Start of DATA PROVIDED
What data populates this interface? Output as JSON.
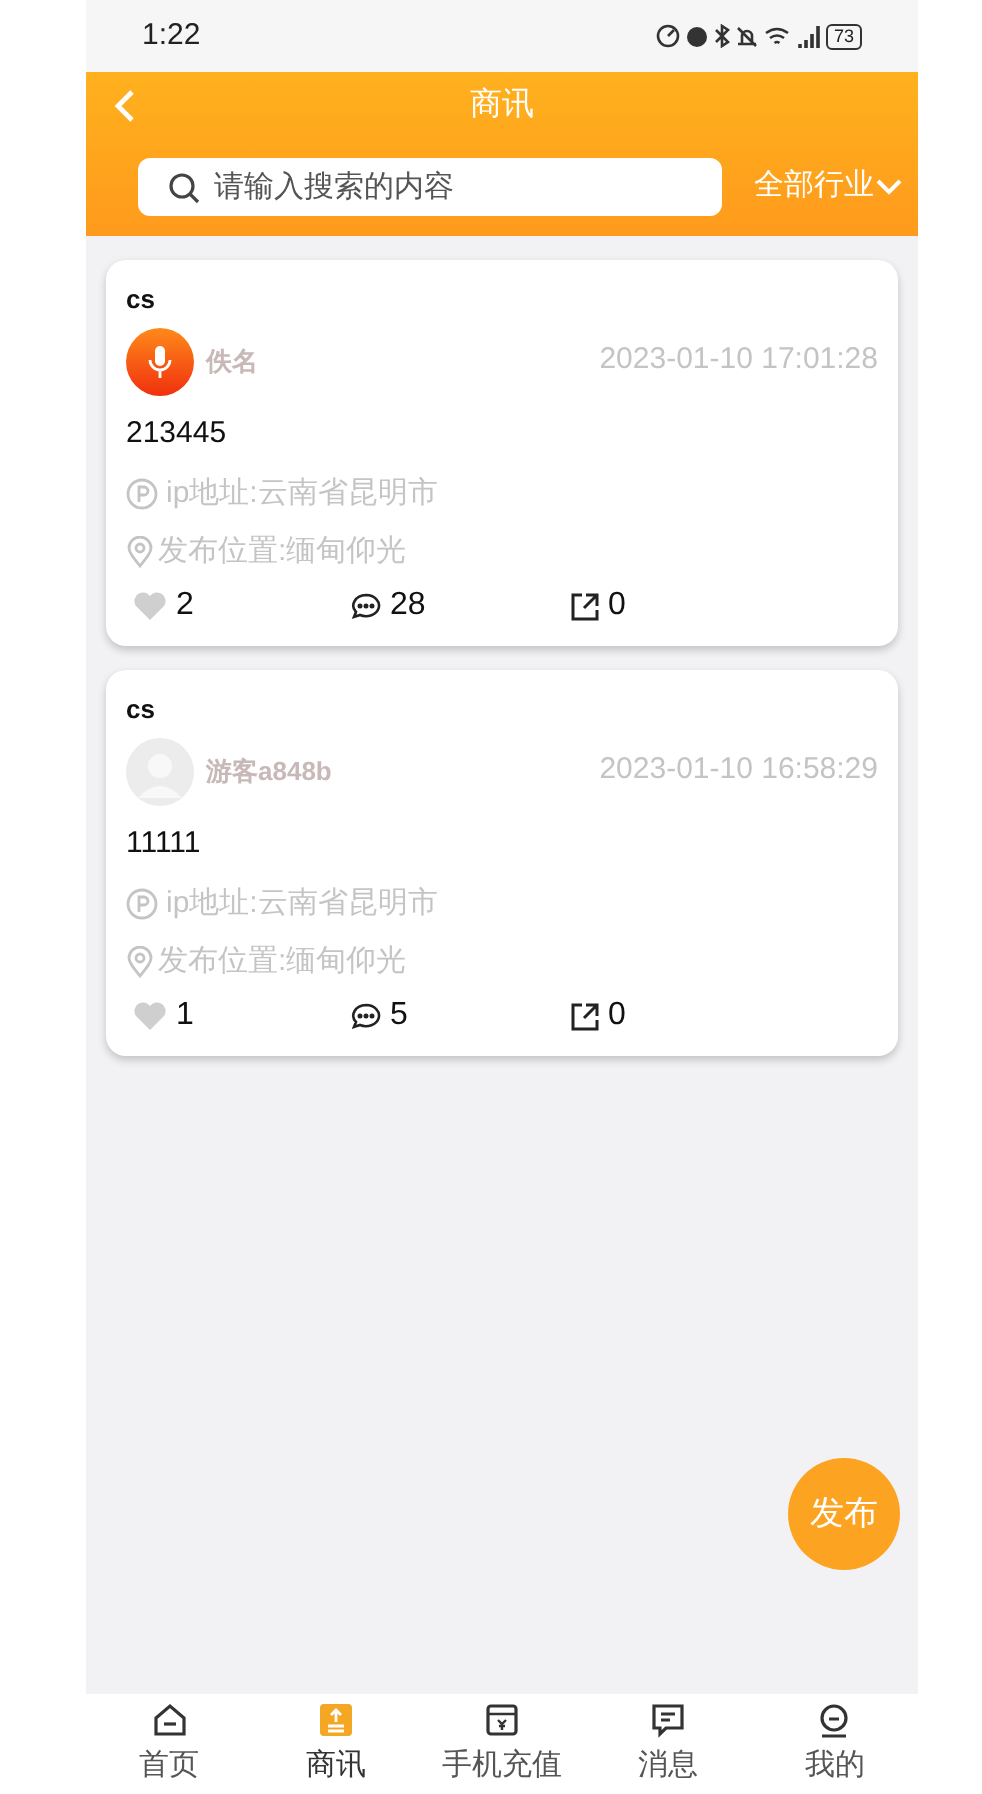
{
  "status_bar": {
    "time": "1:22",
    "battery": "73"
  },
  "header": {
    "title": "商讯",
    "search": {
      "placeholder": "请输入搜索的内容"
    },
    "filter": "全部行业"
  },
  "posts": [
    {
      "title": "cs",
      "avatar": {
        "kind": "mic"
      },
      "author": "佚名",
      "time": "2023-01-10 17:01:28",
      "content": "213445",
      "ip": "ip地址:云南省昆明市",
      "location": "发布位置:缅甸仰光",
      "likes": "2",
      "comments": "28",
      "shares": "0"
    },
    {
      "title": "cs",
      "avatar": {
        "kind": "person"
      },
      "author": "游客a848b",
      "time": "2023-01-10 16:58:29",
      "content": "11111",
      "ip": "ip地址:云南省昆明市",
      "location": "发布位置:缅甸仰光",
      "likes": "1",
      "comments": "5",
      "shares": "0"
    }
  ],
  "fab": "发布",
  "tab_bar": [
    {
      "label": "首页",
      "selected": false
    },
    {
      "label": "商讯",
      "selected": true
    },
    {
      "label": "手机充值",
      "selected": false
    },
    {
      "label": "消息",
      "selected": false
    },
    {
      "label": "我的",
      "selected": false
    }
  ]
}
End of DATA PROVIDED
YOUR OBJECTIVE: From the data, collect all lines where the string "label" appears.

TASK SOLUTION:
      "label": "首页",
      "label": "商讯",
      "label": "手机充值",
      "label": "消息",
      "label": "我的",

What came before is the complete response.